The important thing to remember is that these ages ARE approximate, but one thing you SHOULD see, is your child's interest and awareness of the speech around her. Whether your child looks at you when you talk to her and whether or not she enjoys vocalizing with you are more important than all of the aforementioned numbers. Often, when parents call to find out if they should be concerned that their 15 month old is not talking, one of the first questions I ask is, “Does your child interact with you in other ways and is she interested when you speak with her?"

As we move into the second year, your baby has just begun to use a single word or two. How do you know it's a real word? Well, if you notice the same sound or set of sounds (like baba for bottle) consistently, then it is a word, even if it doesn't sound just like the adult pronunciation. And, you know what? Even if you're not sure, you might as well act as if your child did say a real word. If you give your baby her bottle when she says "baba", then she comes to realize that, sounds have meaning and they get results! At this age, she will also look at familiar objects when you name them. She might also touch her nose or mouth when you ask her to.

While your baby is acquiring single words, you may also notice that he still uses sounds that have no meaning. For example, you might hear, "Ahgagabagacookie". This is called jargon; a series of sound combinations with true words interspersed. That's his way of showing you that he understands that one thing that we humans do is produce strings of sounds, with lots of expression, directed towards a listener. This behavior will continue until the ages of 18 to 24 months, as your child's vocabulary of true words continues to develop.

By the age of about 18 months, children can say an average of 25 to 50 single words. Right around this time, they will start to use word combinations. First, you'll hear two words together, such as, "no more" or "go bye-bye" or the ever popular "give me". Your child will also expand his repertoire of sounds. He'll also imitate words that you say including animal sounds.

Over the course of the next six months, your child will begin to combine three words, then four, and so on. It may seem as though he is learning new words every week. He may even point to a picture in a book and really pay attention when you read to him. As your child's language becomes more complex, you will also notice that his play will be noticeably more complex. He'll feed a baby doll, pour make-believe juice in a cup and then give the baby doll a drink.

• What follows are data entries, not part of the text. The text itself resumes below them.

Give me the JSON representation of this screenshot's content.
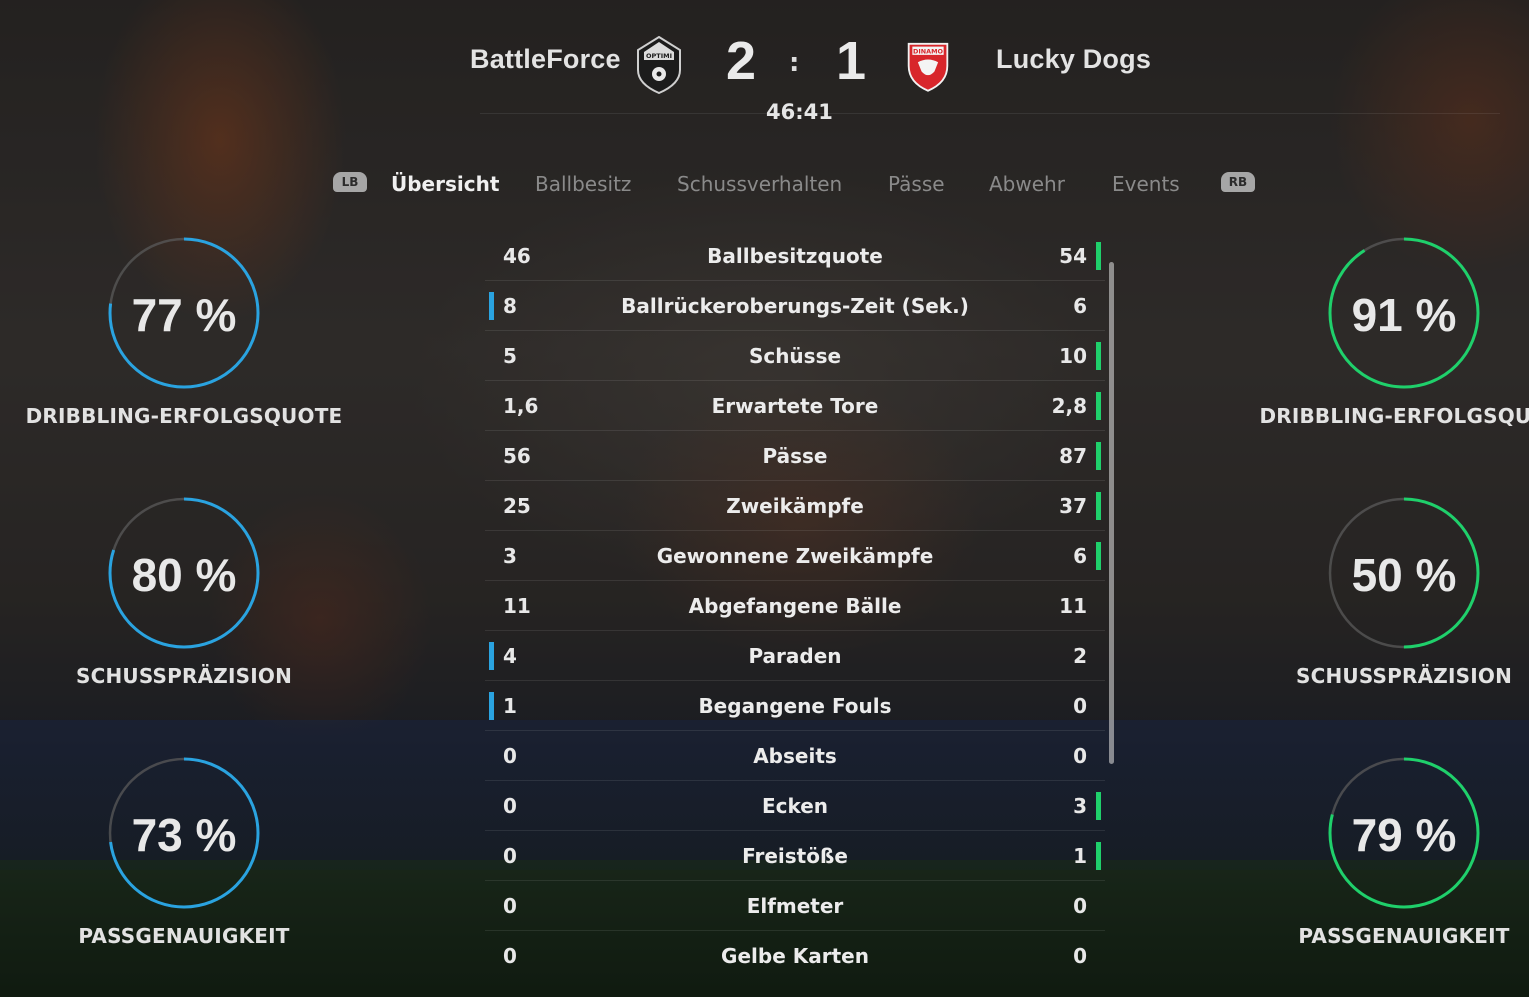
{
  "header": {
    "home_team": "BattleForce",
    "away_team": "Lucky Dogs",
    "home_score": "2",
    "away_score": "1",
    "separator": ":",
    "clock": "46:41"
  },
  "tabs": {
    "left_bumper": "LB",
    "right_bumper": "RB",
    "items": [
      "Übersicht",
      "Ballbesitz",
      "Schussverhalten",
      "Pässe",
      "Abwehr",
      "Events"
    ],
    "active": "Übersicht"
  },
  "stats": [
    {
      "label": "Ballbesitzquote",
      "home": "46",
      "away": "54",
      "lead": "away"
    },
    {
      "label": "Ballrückeroberungs-Zeit (Sek.)",
      "home": "8",
      "away": "6",
      "lead": "home"
    },
    {
      "label": "Schüsse",
      "home": "5",
      "away": "10",
      "lead": "away"
    },
    {
      "label": "Erwartete Tore",
      "home": "1,6",
      "away": "2,8",
      "lead": "away"
    },
    {
      "label": "Pässe",
      "home": "56",
      "away": "87",
      "lead": "away"
    },
    {
      "label": "Zweikämpfe",
      "home": "25",
      "away": "37",
      "lead": "away"
    },
    {
      "label": "Gewonnene Zweikämpfe",
      "home": "3",
      "away": "6",
      "lead": "away"
    },
    {
      "label": "Abgefangene Bälle",
      "home": "11",
      "away": "11",
      "lead": "none"
    },
    {
      "label": "Paraden",
      "home": "4",
      "away": "2",
      "lead": "home"
    },
    {
      "label": "Begangene Fouls",
      "home": "1",
      "away": "0",
      "lead": "home"
    },
    {
      "label": "Abseits",
      "home": "0",
      "away": "0",
      "lead": "none"
    },
    {
      "label": "Ecken",
      "home": "0",
      "away": "3",
      "lead": "away"
    },
    {
      "label": "Freistöße",
      "home": "0",
      "away": "1",
      "lead": "away"
    },
    {
      "label": "Elfmeter",
      "home": "0",
      "away": "0",
      "lead": "none"
    },
    {
      "label": "Gelbe Karten",
      "home": "0",
      "away": "0",
      "lead": "none"
    }
  ],
  "gauges": {
    "home": [
      {
        "value": "77 %",
        "percent": 77,
        "label": "DRIBBLING-ERFOLGSQUOTE"
      },
      {
        "value": "80 %",
        "percent": 80,
        "label": "SCHUSSPRÄZISION"
      },
      {
        "value": "73 %",
        "percent": 73,
        "label": "PASSGENAUIGKEIT"
      }
    ],
    "away": [
      {
        "value": "91 %",
        "percent": 91,
        "label": "DRIBBLING-ERFOLGSQUO"
      },
      {
        "value": "50 %",
        "percent": 50,
        "label": "SCHUSSPRÄZISION"
      },
      {
        "value": "79 %",
        "percent": 79,
        "label": "PASSGENAUIGKEIT"
      }
    ]
  },
  "colors": {
    "home_accent": "#2aa3e0",
    "away_accent": "#1fd06b",
    "away_crest": "#d8262b"
  },
  "crests": {
    "home_crest_text": "OPTIMI",
    "away_crest_text": "DINAMO"
  }
}
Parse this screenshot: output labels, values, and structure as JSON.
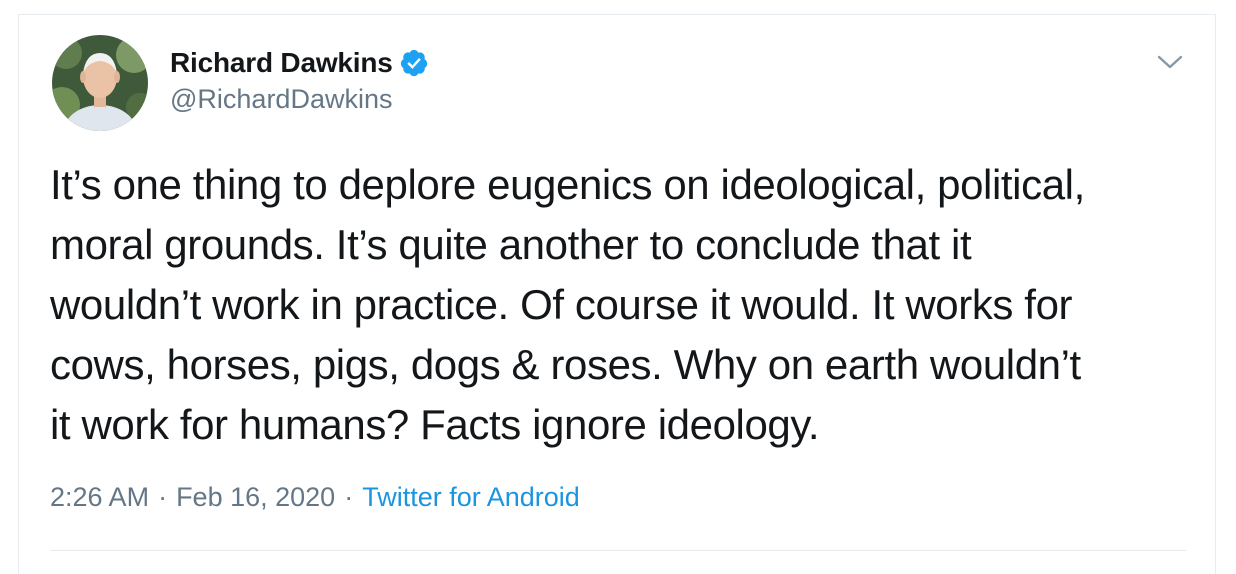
{
  "tweet": {
    "author": {
      "name": "Richard Dawkins",
      "handle": "@RichardDawkins",
      "verified": true,
      "avatar": "profile-photo"
    },
    "text_lines": [
      "It’s one thing to deplore eugenics on ideological, political,",
      "moral grounds. It’s quite another to conclude that it",
      "wouldn’t work in practice. Of course it would. It works for",
      "cows, horses, pigs, dogs & roses. Why on earth wouldn’t",
      "it work for humans? Facts ignore ideology."
    ],
    "time": "2:26 AM",
    "separator": "·",
    "date": "Feb 16, 2020",
    "source": "Twitter for Android",
    "menu_icon": "chevron-down-icon"
  },
  "colors": {
    "text": "#14171a",
    "secondary": "#657786",
    "accent": "#1b95e0",
    "border": "#e6ecf0"
  }
}
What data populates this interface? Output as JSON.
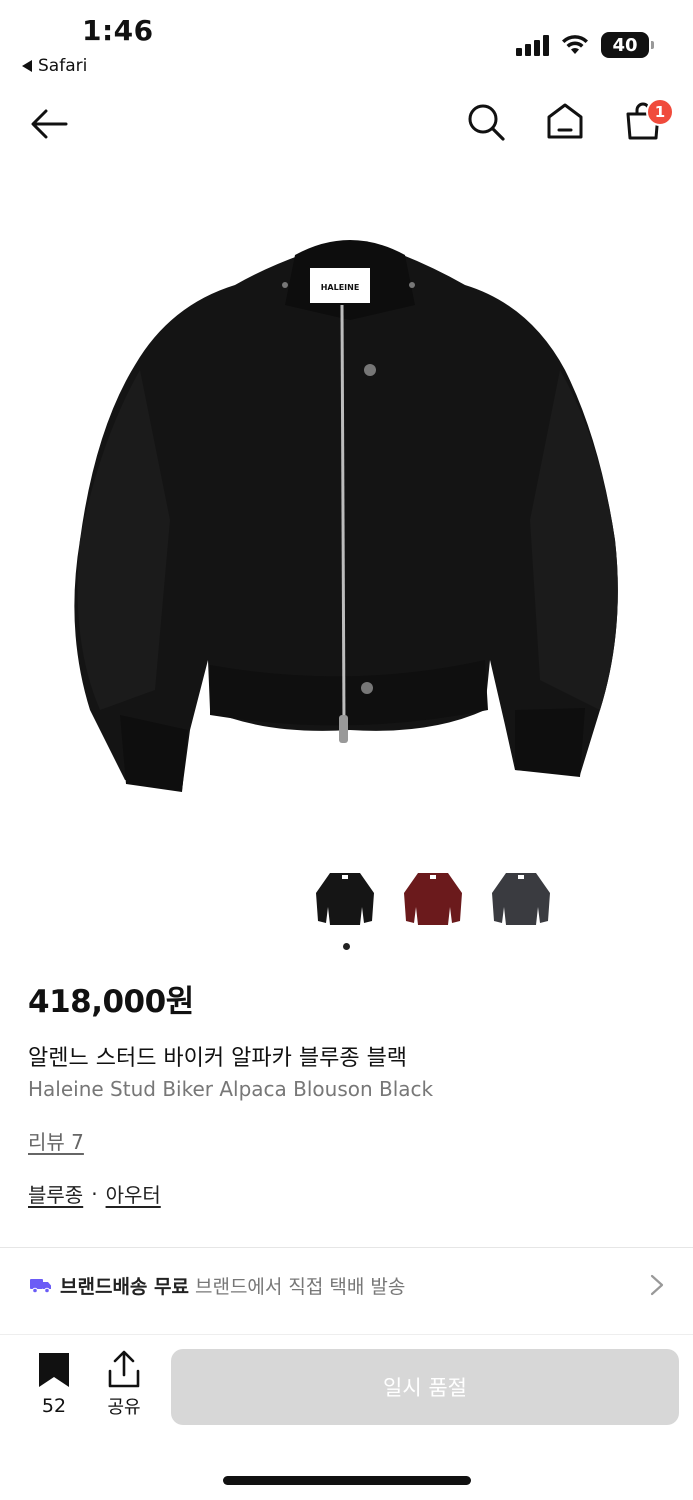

The first two years of your baby's life are a time of tremendous growth and change. His vocalizations that began as cries are now true words and sentences.

Article Index

CAPD (also called APD) testing

CAPD Therapy

Causes of Hearing Loss in Children?

Childhood Apraxia of Speech (CAS)

Cochlear Implants: Could this help your child with a hearing impairment?

Early Developmental Milestones for Language

Enriching Your Child's Vocabulary

From Speaking to Writing: How to Help Your Child Write Short Sequences

Helping Your Child Learn to Read

Home Treatment for Language Delayed Kids

How Stuttering is Treated, and What You Can Do to Help

How to Crack the Tough Nut of English Spelling

Is It Normal Disfluency or Stuttering in Preschoolers

Lyme Disease and Language Disorders

Multisensory Approaches to Teaching Decoding: What Does That Mean

PECS: A Communication System for Children on the Autistic Spectrum

Phonemic Awareness: What Is It, and Why Do People Talk About It

Simple Strategies for Creating Strong Readers

Speech Vitamins: do they work?

Techniques for Improving Your Child's Literacy Skills

Testing Procedures for Speech, Language and Reading Disorders

The Connection Between Word Retrieval Difficulties (language) and Reading Disorders (literacy)

Using Literacy Activities to Increase Your Child's Knowledge of Current Events and History

Vocal Hygiene ? the DOs and DON'Ts of Maintaining a Healthy Voice

Voice Disorders

What are Autism Spectrum Disorders (ASDs)?

What are the Causes of Articulation Disorders in Children?

What is Childhood Apraxia of Speech (CAS)?

What is Dyslexia?

What is Language Delay in Children?

What is the Connection Between Auditory Processing Disorder and Reading?

When to Seek an Evaluation for a Young Child's Speech Production